The problem. Retype the data below without altering anything.

[Opening Listed entries section]

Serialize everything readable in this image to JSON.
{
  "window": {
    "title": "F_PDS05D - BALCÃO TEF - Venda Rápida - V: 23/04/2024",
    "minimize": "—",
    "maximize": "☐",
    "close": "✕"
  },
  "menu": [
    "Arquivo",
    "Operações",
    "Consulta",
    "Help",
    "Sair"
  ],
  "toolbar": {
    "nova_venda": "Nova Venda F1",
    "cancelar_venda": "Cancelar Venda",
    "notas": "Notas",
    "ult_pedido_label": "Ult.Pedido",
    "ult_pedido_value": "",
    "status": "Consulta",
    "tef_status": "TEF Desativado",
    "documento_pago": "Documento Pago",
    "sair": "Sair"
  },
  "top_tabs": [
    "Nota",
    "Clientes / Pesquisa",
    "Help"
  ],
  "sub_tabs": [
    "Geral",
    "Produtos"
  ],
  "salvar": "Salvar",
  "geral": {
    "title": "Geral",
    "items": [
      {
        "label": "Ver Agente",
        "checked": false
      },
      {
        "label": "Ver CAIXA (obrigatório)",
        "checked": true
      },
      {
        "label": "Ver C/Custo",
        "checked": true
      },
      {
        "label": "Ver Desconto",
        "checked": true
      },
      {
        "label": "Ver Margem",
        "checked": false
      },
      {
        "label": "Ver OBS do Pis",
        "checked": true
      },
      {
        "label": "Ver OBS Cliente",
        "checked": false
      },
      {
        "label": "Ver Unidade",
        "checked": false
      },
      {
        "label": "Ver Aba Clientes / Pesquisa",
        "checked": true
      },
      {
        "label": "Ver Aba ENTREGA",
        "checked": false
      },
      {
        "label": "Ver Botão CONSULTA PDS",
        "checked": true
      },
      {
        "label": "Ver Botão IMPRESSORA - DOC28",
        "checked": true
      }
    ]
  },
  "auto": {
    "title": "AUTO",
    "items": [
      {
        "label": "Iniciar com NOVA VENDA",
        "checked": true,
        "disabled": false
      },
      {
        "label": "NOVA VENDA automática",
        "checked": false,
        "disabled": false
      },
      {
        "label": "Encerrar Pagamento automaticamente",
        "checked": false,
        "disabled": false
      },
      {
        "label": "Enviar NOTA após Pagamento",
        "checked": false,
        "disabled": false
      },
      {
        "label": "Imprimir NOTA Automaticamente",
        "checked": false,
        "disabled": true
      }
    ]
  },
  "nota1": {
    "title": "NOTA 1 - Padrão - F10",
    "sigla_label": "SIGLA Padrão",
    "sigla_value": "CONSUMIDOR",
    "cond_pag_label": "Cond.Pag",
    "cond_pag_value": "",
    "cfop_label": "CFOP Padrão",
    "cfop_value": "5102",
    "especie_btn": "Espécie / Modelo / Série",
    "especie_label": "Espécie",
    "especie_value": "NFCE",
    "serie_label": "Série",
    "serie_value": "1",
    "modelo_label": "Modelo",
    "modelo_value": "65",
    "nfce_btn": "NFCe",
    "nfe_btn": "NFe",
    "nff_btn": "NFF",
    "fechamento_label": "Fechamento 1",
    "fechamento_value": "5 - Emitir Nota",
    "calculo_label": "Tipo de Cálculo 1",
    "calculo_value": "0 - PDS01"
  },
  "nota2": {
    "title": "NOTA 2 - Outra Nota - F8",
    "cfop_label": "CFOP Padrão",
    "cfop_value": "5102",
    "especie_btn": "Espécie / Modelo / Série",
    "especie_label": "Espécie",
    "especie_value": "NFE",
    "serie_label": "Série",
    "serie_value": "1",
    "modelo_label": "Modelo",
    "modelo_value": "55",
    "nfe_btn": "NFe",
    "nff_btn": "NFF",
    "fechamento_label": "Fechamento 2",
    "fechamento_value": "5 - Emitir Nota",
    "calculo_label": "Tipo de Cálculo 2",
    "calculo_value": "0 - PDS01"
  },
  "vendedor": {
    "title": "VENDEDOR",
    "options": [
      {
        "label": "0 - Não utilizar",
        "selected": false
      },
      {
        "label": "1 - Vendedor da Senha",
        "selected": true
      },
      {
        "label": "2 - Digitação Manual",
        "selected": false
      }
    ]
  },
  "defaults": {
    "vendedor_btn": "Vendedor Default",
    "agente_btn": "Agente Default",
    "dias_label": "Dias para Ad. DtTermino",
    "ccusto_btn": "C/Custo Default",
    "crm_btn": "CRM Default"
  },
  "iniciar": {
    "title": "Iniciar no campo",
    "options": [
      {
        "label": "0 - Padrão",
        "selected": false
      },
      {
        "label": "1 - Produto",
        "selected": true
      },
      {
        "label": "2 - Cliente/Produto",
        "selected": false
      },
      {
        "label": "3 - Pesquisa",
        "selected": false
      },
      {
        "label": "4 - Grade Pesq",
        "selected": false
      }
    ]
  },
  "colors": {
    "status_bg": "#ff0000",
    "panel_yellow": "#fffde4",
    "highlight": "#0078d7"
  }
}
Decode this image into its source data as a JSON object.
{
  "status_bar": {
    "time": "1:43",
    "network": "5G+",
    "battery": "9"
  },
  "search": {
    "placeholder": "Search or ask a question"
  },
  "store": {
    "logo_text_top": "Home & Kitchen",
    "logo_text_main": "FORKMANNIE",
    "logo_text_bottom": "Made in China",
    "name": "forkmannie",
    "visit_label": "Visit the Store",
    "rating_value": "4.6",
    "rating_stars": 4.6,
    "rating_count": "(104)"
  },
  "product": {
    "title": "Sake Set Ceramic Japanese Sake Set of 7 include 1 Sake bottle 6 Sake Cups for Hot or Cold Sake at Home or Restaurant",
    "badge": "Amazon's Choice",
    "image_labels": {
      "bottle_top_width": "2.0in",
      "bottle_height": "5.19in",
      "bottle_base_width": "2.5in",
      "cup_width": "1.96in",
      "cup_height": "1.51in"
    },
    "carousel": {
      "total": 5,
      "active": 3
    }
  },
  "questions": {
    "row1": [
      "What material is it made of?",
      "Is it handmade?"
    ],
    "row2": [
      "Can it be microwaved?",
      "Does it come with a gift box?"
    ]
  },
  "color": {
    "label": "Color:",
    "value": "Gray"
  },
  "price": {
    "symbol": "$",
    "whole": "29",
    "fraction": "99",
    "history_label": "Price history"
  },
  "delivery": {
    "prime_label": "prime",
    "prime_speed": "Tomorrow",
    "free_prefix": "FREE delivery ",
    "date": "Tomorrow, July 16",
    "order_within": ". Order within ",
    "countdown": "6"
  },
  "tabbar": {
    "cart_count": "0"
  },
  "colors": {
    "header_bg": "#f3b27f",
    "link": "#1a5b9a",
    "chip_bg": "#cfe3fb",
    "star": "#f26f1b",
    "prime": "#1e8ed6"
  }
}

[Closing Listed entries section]

Response to this exercise.
Serialize everything readable in this image to JSON.
{
  "window": {
    "title": "F_PDS05D - BALCÃO TEF - Venda Rápida - V: 23/04/2024",
    "minimize": "—",
    "maximize": "☐",
    "close": "✕"
  },
  "menu": [
    "Arquivo",
    "Operações",
    "Consulta",
    "Help",
    "Sair"
  ],
  "toolbar": {
    "nova_venda": "Nova Venda F1",
    "cancelar_venda": "Cancelar Venda",
    "notas": "Notas",
    "ult_pedido_label": "Ult.Pedido",
    "ult_pedido_value": "",
    "status": "Consulta",
    "tef_status": "TEF Desativado",
    "documento_pago": "Documento Pago",
    "sair": "Sair"
  },
  "top_tabs": [
    "Nota",
    "Clientes / Pesquisa",
    "Help"
  ],
  "sub_tabs": [
    "Geral",
    "Produtos"
  ],
  "salvar": "Salvar",
  "geral": {
    "title": "Geral",
    "items": [
      {
        "label": "Ver Agente",
        "checked": false
      },
      {
        "label": "Ver CAIXA (obrigatório)",
        "checked": true
      },
      {
        "label": "Ver C/Custo",
        "checked": true
      },
      {
        "label": "Ver Desconto",
        "checked": true
      },
      {
        "label": "Ver Margem",
        "checked": false
      },
      {
        "label": "Ver OBS do Pis",
        "checked": true
      },
      {
        "label": "Ver OBS Cliente",
        "checked": false
      },
      {
        "label": "Ver Unidade",
        "checked": false
      },
      {
        "label": "Ver Aba Clientes / Pesquisa",
        "checked": true
      },
      {
        "label": "Ver Aba ENTREGA",
        "checked": false
      },
      {
        "label": "Ver Botão CONSULTA PDS",
        "checked": true
      },
      {
        "label": "Ver Botão IMPRESSORA - DOC28",
        "checked": true
      }
    ]
  },
  "auto": {
    "title": "AUTO",
    "items": [
      {
        "label": "Iniciar com NOVA VENDA",
        "checked": true,
        "disabled": false
      },
      {
        "label": "NOVA VENDA automática",
        "checked": false,
        "disabled": false
      },
      {
        "label": "Encerrar Pagamento automaticamente",
        "checked": false,
        "disabled": false
      },
      {
        "label": "Enviar NOTA após Pagamento",
        "checked": false,
        "disabled": false
      },
      {
        "label": "Imprimir NOTA Automaticamente",
        "checked": false,
        "disabled": true
      }
    ]
  },
  "nota1": {
    "title": "NOTA 1 - Padrão - F10",
    "sigla_label": "SIGLA Padrão",
    "sigla_value": "CONSUMIDOR",
    "cond_pag_label": "Cond.Pag",
    "cond_pag_value": "",
    "cfop_label": "CFOP Padrão",
    "cfop_value": "5102",
    "especie_btn": "Espécie / Modelo / Série",
    "especie_label": "Espécie",
    "especie_value": "NFCE",
    "serie_label": "Série",
    "serie_value": "1",
    "modelo_label": "Modelo",
    "modelo_value": "65",
    "nfce_btn": "NFCe",
    "nfe_btn": "NFe",
    "nff_btn": "NFF",
    "fechamento_label": "Fechamento 1",
    "fechamento_value": "5 - Emitir Nota",
    "calculo_label": "Tipo de Cálculo 1",
    "calculo_value": "0 - PDS01"
  },
  "nota2": {
    "title": "NOTA 2 - Outra Nota - F8",
    "cfop_label": "CFOP Padrão",
    "cfop_value": "5102",
    "especie_btn": "Espécie / Modelo / Série",
    "especie_label": "Espécie",
    "especie_value": "NFE",
    "serie_label": "Série",
    "serie_value": "1",
    "modelo_label": "Modelo",
    "modelo_value": "55",
    "nfe_btn": "NFe",
    "nff_btn": "NFF",
    "fechamento_label": "Fechamento 2",
    "fechamento_value": "5 - Emitir Nota",
    "calculo_label": "Tipo de Cálculo 2",
    "calculo_value": "0 - PDS01"
  },
  "vendedor": {
    "title": "VENDEDOR",
    "options": [
      {
        "label": "0 - Não utilizar",
        "selected": false
      },
      {
        "label": "1 - Vendedor da Senha",
        "selected": true
      },
      {
        "label": "2 - Digitação Manual",
        "selected": false
      }
    ]
  },
  "defaults": {
    "vendedor_btn": "Vendedor Default",
    "agente_btn": "Agente Default",
    "dias_label": "Dias para Ad. DtTermino",
    "ccusto_btn": "C/Custo Default",
    "crm_btn": "CRM Default"
  },
  "iniciar": {
    "title": "Iniciar no campo",
    "options": [
      {
        "label": "0 - Padrão",
        "selected": false
      },
      {
        "label": "1 - Produto",
        "selected": true
      },
      {
        "label": "2 - Cliente/Produto",
        "selected": false
      },
      {
        "label": "3 - Pesquisa",
        "selected": false
      },
      {
        "label": "4 - Grade Pesq",
        "selected": false
      }
    ]
  },
  "colors": {
    "status_bg": "#ff0000",
    "panel_yellow": "#fffde4",
    "highlight": "#0078d7"
  }
}
Decode this image into its source data as a JSON object.
{
  "status_bar": {
    "time": "1:43",
    "network": "5G+",
    "battery": "9"
  },
  "search": {
    "placeholder": "Search or ask a question"
  },
  "store": {
    "logo_text_top": "Home & Kitchen",
    "logo_text_main": "FORKMANNIE",
    "logo_text_bottom": "Made in China",
    "name": "forkmannie",
    "visit_label": "Visit the Store",
    "rating_value": "4.6",
    "rating_stars": 4.6,
    "rating_count": "(104)"
  },
  "product": {
    "title": "Sake Set Ceramic Japanese Sake Set of 7 include 1 Sake bottle 6 Sake Cups for Hot or Cold Sake at Home or Restaurant",
    "badge": "Amazon's Choice",
    "image_labels": {
      "bottle_top_width": "2.0in",
      "bottle_height": "5.19in",
      "bottle_base_width": "2.5in",
      "cup_width": "1.96in",
      "cup_height": "1.51in"
    },
    "carousel": {
      "total": 5,
      "active": 3
    }
  },
  "questions": {
    "row1": [
      "What material is it made of?",
      "Is it handmade?"
    ],
    "row2": [
      "Can it be microwaved?",
      "Does it come with a gift box?"
    ]
  },
  "color": {
    "label": "Color:",
    "value": "Gray"
  },
  "price": {
    "symbol": "$",
    "whole": "29",
    "fraction": "99",
    "history_label": "Price history"
  },
  "delivery": {
    "prime_label": "prime",
    "prime_speed": "Tomorrow",
    "free_prefix": "FREE delivery ",
    "date": "Tomorrow, July 16",
    "order_within": ". Order within ",
    "countdown": "6"
  },
  "tabbar": {
    "cart_count": "0"
  },
  "colors": {
    "header_bg": "#f3b27f",
    "link": "#1a5b9a",
    "chip_bg": "#cfe3fb",
    "star": "#f26f1b",
    "prime": "#1e8ed6"
  }
}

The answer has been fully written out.